# [WORK INSTRUCTIONS]
Return only the number of lines in the material below holding the string "Founder".

*** Opening of GIVEN RECORDS ***

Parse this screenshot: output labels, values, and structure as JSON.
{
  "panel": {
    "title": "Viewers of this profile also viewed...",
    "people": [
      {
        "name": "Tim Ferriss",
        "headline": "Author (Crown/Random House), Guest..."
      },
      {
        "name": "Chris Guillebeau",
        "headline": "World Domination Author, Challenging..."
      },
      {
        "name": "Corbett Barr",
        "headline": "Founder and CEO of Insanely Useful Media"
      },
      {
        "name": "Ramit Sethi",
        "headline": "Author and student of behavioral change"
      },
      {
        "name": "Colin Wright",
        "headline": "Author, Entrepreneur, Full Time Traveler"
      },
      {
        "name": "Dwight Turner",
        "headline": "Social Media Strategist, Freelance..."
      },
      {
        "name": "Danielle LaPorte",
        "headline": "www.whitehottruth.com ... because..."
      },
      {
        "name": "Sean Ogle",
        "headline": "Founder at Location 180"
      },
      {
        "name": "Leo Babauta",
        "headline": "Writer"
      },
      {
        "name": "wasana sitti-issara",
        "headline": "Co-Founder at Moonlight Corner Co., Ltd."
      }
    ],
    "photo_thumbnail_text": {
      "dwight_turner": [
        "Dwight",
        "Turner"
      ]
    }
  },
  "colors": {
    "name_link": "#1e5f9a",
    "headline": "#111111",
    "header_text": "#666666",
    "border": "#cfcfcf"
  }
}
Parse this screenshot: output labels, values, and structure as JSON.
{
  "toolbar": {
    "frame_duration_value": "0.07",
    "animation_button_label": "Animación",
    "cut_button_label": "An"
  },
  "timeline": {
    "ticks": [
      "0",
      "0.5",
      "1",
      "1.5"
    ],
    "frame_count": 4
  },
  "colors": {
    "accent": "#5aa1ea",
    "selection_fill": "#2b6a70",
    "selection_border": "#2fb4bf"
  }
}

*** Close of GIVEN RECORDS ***

# [WRITTEN RESPONSE]
3